When virt-manager creates new images by default they will take the full size assigned to the virtual storage on the VM.
If your host system is using a filesystem with built-in compression like ZFS or BTRFS it won’t affect the amount of free space left on the host.
But if you aren’t or want to copy the VM to another host, then you would like to reduce its size.
You can remove unneeded files/defragment/zero the empty space of the filesystem depending on the OS the VM is running before to help the file reduction.
For comparison purposes you can check the internal disk size before the optimisation and also after with the following command:
# qemu-img info linux-vm.qcow2 image: linux-vm.qcow2 file format: qcow2 virtual size: 20G (21474836480 bytes) disk size: 1.6G cluster_size: 65536 Format specific information: compat: 1.1 lazy refcounts: false refcount bits: 16 corrupt: false
Stop the VM and then process the VM file:
# qemu-img convert -O qcow2 linux-vm.qcow2 linux-vm-compressed.qcow2
Depending on the size of the image and the machine running the command it can be time consuming, but the size reduction is worth it.
An alternative way of reducing the VM size is by using virt-sparsify.
Install the libguestfs-tools package.
[CentOS 7] yum install libguestfs-tools [CentOS 8] dnf install libguestfs-tools [Ubuntu/Debian] # apt install libguestfs-tools
Stop the VM and then process it with:
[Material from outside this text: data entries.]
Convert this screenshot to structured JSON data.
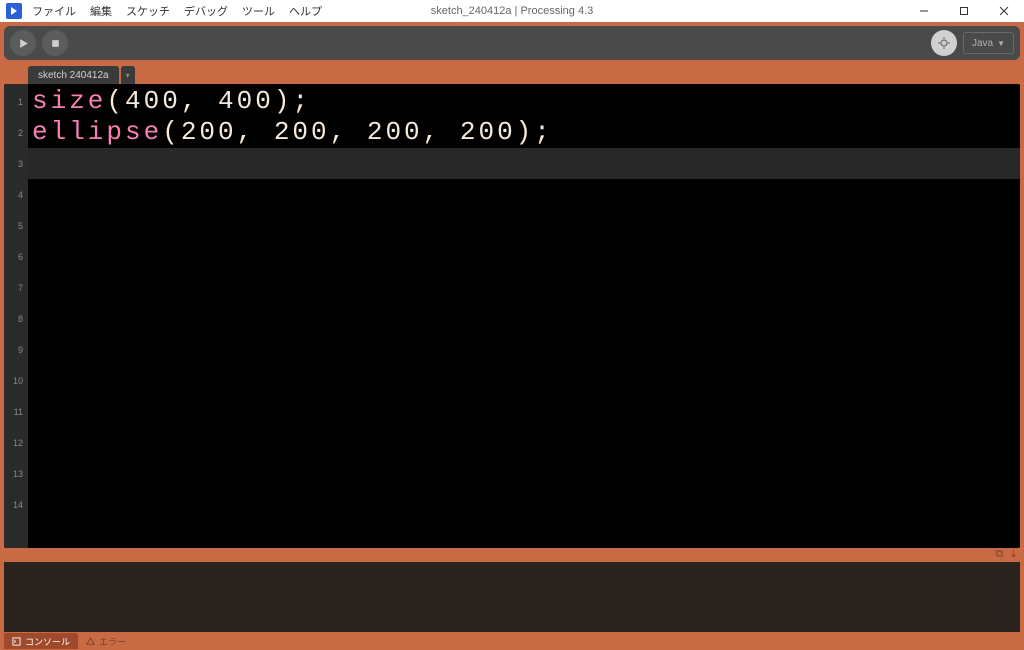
{
  "window": {
    "title": "sketch_240412a | Processing 4.3"
  },
  "menus": [
    "ファイル",
    "編集",
    "スケッチ",
    "デバッグ",
    "ツール",
    "ヘルプ"
  ],
  "toolbar": {
    "mode_label": "Java"
  },
  "tabs": [
    {
      "label": "sketch 240412a"
    }
  ],
  "editor": {
    "total_lines": 14,
    "current_line": 3,
    "lines": [
      {
        "kw": "size",
        "rest": "(400, 400);"
      },
      {
        "kw": "ellipse",
        "rest": "(200, 200, 200, 200);"
      }
    ]
  },
  "bottom": {
    "console_label": "コンソール",
    "errors_label": "エラー"
  }
}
# virt-sparsify --in-place linux-vm.qcow2
The –in-place option won’t create a new file and will compress the existing one.